EXERCISE INSTRUCTIONS
Write out the whole listing exactly.

*** Opening SUPPLIED RECORDS ***

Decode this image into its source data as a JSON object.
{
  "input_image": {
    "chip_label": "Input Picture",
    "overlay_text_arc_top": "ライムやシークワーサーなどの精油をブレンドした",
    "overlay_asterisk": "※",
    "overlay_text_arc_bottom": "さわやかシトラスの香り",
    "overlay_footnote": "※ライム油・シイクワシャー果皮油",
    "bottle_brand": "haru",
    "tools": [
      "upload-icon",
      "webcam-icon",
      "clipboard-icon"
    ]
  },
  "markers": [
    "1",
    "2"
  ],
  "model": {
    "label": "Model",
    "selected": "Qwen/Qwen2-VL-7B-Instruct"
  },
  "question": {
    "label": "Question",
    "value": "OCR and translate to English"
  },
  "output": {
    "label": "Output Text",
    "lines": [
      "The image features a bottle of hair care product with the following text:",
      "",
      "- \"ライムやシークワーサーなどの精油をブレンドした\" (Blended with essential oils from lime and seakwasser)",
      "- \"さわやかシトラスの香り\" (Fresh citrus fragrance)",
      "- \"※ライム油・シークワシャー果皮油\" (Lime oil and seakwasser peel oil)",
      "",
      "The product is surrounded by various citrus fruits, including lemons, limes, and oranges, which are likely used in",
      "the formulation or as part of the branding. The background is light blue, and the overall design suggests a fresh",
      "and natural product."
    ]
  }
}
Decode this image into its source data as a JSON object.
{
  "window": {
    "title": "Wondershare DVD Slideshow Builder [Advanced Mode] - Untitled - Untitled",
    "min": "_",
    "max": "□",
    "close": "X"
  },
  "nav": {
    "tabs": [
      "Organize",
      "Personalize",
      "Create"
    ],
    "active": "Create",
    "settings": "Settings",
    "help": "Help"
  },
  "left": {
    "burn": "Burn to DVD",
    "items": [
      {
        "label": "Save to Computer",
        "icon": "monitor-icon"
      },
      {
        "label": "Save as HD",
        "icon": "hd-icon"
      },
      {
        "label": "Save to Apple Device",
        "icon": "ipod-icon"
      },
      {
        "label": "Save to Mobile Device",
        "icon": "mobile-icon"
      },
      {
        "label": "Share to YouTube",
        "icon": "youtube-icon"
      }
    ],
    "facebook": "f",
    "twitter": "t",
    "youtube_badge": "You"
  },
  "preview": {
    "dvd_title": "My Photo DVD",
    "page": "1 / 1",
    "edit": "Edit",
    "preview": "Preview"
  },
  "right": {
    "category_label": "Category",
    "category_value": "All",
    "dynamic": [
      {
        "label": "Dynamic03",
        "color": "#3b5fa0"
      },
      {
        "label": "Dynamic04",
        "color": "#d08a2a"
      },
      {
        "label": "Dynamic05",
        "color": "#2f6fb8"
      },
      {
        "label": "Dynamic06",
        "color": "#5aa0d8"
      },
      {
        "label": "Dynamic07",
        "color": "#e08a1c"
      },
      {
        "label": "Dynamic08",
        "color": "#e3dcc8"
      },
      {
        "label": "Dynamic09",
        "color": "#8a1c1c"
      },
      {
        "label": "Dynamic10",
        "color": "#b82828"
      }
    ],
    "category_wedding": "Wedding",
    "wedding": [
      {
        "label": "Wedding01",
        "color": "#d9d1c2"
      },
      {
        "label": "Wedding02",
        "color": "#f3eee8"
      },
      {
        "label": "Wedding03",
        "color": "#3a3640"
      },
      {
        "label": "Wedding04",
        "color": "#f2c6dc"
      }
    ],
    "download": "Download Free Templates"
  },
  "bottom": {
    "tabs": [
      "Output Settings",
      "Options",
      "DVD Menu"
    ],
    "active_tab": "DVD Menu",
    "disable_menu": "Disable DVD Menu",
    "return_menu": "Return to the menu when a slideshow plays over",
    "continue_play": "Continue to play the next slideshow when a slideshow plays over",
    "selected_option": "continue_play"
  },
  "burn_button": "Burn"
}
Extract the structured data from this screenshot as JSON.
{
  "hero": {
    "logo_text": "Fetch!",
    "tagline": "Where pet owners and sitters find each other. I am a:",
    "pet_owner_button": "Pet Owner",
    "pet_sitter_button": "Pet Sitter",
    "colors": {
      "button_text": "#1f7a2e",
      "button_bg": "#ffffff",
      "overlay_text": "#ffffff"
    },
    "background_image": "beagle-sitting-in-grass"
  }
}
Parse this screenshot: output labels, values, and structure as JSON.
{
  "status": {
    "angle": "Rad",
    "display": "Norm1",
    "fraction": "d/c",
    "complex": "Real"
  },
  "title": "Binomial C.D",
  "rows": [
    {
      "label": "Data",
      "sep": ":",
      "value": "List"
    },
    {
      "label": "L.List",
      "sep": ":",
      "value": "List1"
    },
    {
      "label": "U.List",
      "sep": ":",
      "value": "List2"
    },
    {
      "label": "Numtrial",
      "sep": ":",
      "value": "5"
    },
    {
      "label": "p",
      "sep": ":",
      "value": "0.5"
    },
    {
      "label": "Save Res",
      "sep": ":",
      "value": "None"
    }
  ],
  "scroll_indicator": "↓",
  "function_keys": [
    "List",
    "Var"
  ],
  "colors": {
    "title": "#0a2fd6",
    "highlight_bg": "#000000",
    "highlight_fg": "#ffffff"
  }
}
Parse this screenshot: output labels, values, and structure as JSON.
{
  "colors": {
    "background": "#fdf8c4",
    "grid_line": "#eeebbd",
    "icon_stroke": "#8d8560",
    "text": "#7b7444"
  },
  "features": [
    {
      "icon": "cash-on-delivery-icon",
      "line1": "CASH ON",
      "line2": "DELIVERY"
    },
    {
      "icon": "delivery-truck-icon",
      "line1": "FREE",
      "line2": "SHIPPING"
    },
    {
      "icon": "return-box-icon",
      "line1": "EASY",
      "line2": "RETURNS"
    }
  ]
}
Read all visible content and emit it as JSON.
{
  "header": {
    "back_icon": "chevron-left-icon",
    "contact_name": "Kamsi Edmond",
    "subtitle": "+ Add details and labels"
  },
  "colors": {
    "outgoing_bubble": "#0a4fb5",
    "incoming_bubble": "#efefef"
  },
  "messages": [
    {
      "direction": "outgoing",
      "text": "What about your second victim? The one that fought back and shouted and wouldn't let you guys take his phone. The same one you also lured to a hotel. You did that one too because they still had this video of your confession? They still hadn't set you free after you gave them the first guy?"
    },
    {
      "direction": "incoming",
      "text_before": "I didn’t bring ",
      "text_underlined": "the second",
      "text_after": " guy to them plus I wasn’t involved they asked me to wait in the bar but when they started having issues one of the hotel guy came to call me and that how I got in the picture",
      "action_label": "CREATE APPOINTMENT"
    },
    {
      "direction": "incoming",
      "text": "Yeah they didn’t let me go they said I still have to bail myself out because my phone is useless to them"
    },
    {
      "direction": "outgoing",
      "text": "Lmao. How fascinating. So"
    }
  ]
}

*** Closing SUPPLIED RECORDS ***

OUTPUT FOR THIS TASK
Decode this image into its source data as a JSON object.
{
  "input_image": {
    "chip_label": "Input Picture",
    "overlay_text_arc_top": "ライムやシークワーサーなどの精油をブレンドした",
    "overlay_asterisk": "※",
    "overlay_text_arc_bottom": "さわやかシトラスの香り",
    "overlay_footnote": "※ライム油・シイクワシャー果皮油",
    "bottle_brand": "haru",
    "tools": [
      "upload-icon",
      "webcam-icon",
      "clipboard-icon"
    ]
  },
  "markers": [
    "1",
    "2"
  ],
  "model": {
    "label": "Model",
    "selected": "Qwen/Qwen2-VL-7B-Instruct"
  },
  "question": {
    "label": "Question",
    "value": "OCR and translate to English"
  },
  "output": {
    "label": "Output Text",
    "lines": [
      "The image features a bottle of hair care product with the following text:",
      "",
      "- \"ライムやシークワーサーなどの精油をブレンドした\" (Blended with essential oils from lime and seakwasser)",
      "- \"さわやかシトラスの香り\" (Fresh citrus fragrance)",
      "- \"※ライム油・シークワシャー果皮油\" (Lime oil and seakwasser peel oil)",
      "",
      "The product is surrounded by various citrus fruits, including lemons, limes, and oranges, which are likely used in",
      "the formulation or as part of the branding. The background is light blue, and the overall design suggests a fresh",
      "and natural product."
    ]
  }
}
Decode this image into its source data as a JSON object.
{
  "window": {
    "title": "Wondershare DVD Slideshow Builder [Advanced Mode] - Untitled - Untitled",
    "min": "_",
    "max": "□",
    "close": "X"
  },
  "nav": {
    "tabs": [
      "Organize",
      "Personalize",
      "Create"
    ],
    "active": "Create",
    "settings": "Settings",
    "help": "Help"
  },
  "left": {
    "burn": "Burn to DVD",
    "items": [
      {
        "label": "Save to Computer",
        "icon": "monitor-icon"
      },
      {
        "label": "Save as HD",
        "icon": "hd-icon"
      },
      {
        "label": "Save to Apple Device",
        "icon": "ipod-icon"
      },
      {
        "label": "Save to Mobile Device",
        "icon": "mobile-icon"
      },
      {
        "label": "Share to YouTube",
        "icon": "youtube-icon"
      }
    ],
    "facebook": "f",
    "twitter": "t",
    "youtube_badge": "You"
  },
  "preview": {
    "dvd_title": "My Photo DVD",
    "page": "1 / 1",
    "edit": "Edit",
    "preview": "Preview"
  },
  "right": {
    "category_label": "Category",
    "category_value": "All",
    "dynamic": [
      {
        "label": "Dynamic03",
        "color": "#3b5fa0"
      },
      {
        "label": "Dynamic04",
        "color": "#d08a2a"
      },
      {
        "label": "Dynamic05",
        "color": "#2f6fb8"
      },
      {
        "label": "Dynamic06",
        "color": "#5aa0d8"
      },
      {
        "label": "Dynamic07",
        "color": "#e08a1c"
      },
      {
        "label": "Dynamic08",
        "color": "#e3dcc8"
      },
      {
        "label": "Dynamic09",
        "color": "#8a1c1c"
      },
      {
        "label": "Dynamic10",
        "color": "#b82828"
      }
    ],
    "category_wedding": "Wedding",
    "wedding": [
      {
        "label": "Wedding01",
        "color": "#d9d1c2"
      },
      {
        "label": "Wedding02",
        "color": "#f3eee8"
      },
      {
        "label": "Wedding03",
        "color": "#3a3640"
      },
      {
        "label": "Wedding04",
        "color": "#f2c6dc"
      }
    ],
    "download": "Download Free Templates"
  },
  "bottom": {
    "tabs": [
      "Output Settings",
      "Options",
      "DVD Menu"
    ],
    "active_tab": "DVD Menu",
    "disable_menu": "Disable DVD Menu",
    "return_menu": "Return to the menu when a slideshow plays over",
    "continue_play": "Continue to play the next slideshow when a slideshow plays over",
    "selected_option": "continue_play"
  },
  "burn_button": "Burn"
}
Extract the structured data from this screenshot as JSON.
{
  "hero": {
    "logo_text": "Fetch!",
    "tagline": "Where pet owners and sitters find each other. I am a:",
    "pet_owner_button": "Pet Owner",
    "pet_sitter_button": "Pet Sitter",
    "colors": {
      "button_text": "#1f7a2e",
      "button_bg": "#ffffff",
      "overlay_text": "#ffffff"
    },
    "background_image": "beagle-sitting-in-grass"
  }
}
Parse this screenshot: output labels, values, and structure as JSON.
{
  "status": {
    "angle": "Rad",
    "display": "Norm1",
    "fraction": "d/c",
    "complex": "Real"
  },
  "title": "Binomial C.D",
  "rows": [
    {
      "label": "Data",
      "sep": ":",
      "value": "List"
    },
    {
      "label": "L.List",
      "sep": ":",
      "value": "List1"
    },
    {
      "label": "U.List",
      "sep": ":",
      "value": "List2"
    },
    {
      "label": "Numtrial",
      "sep": ":",
      "value": "5"
    },
    {
      "label": "p",
      "sep": ":",
      "value": "0.5"
    },
    {
      "label": "Save Res",
      "sep": ":",
      "value": "None"
    }
  ],
  "scroll_indicator": "↓",
  "function_keys": [
    "List",
    "Var"
  ],
  "colors": {
    "title": "#0a2fd6",
    "highlight_bg": "#000000",
    "highlight_fg": "#ffffff"
  }
}
Parse this screenshot: output labels, values, and structure as JSON.
{
  "colors": {
    "background": "#fdf8c4",
    "grid_line": "#eeebbd",
    "icon_stroke": "#8d8560",
    "text": "#7b7444"
  },
  "features": [
    {
      "icon": "cash-on-delivery-icon",
      "line1": "CASH ON",
      "line2": "DELIVERY"
    },
    {
      "icon": "delivery-truck-icon",
      "line1": "FREE",
      "line2": "SHIPPING"
    },
    {
      "icon": "return-box-icon",
      "line1": "EASY",
      "line2": "RETURNS"
    }
  ]
}
Read all visible content and emit it as JSON.
{
  "header": {
    "back_icon": "chevron-left-icon",
    "contact_name": "Kamsi Edmond",
    "subtitle": "+ Add details and labels"
  },
  "colors": {
    "outgoing_bubble": "#0a4fb5",
    "incoming_bubble": "#efefef"
  },
  "messages": [
    {
      "direction": "outgoing",
      "text": "What about your second victim? The one that fought back and shouted and wouldn't let you guys take his phone. The same one you also lured to a hotel. You did that one too because they still had this video of your confession? They still hadn't set you free after you gave them the first guy?"
    },
    {
      "direction": "incoming",
      "text_before": "I didn’t bring ",
      "text_underlined": "the second",
      "text_after": " guy to them plus I wasn’t involved they asked me to wait in the bar but when they started having issues one of the hotel guy came to call me and that how I got in the picture",
      "action_label": "CREATE APPOINTMENT"
    },
    {
      "direction": "incoming",
      "text": "Yeah they didn’t let me go they said I still have to bail myself out because my phone is useless to them"
    },
    {
      "direction": "outgoing",
      "text": "Lmao. How fascinating. So"
    }
  ]
}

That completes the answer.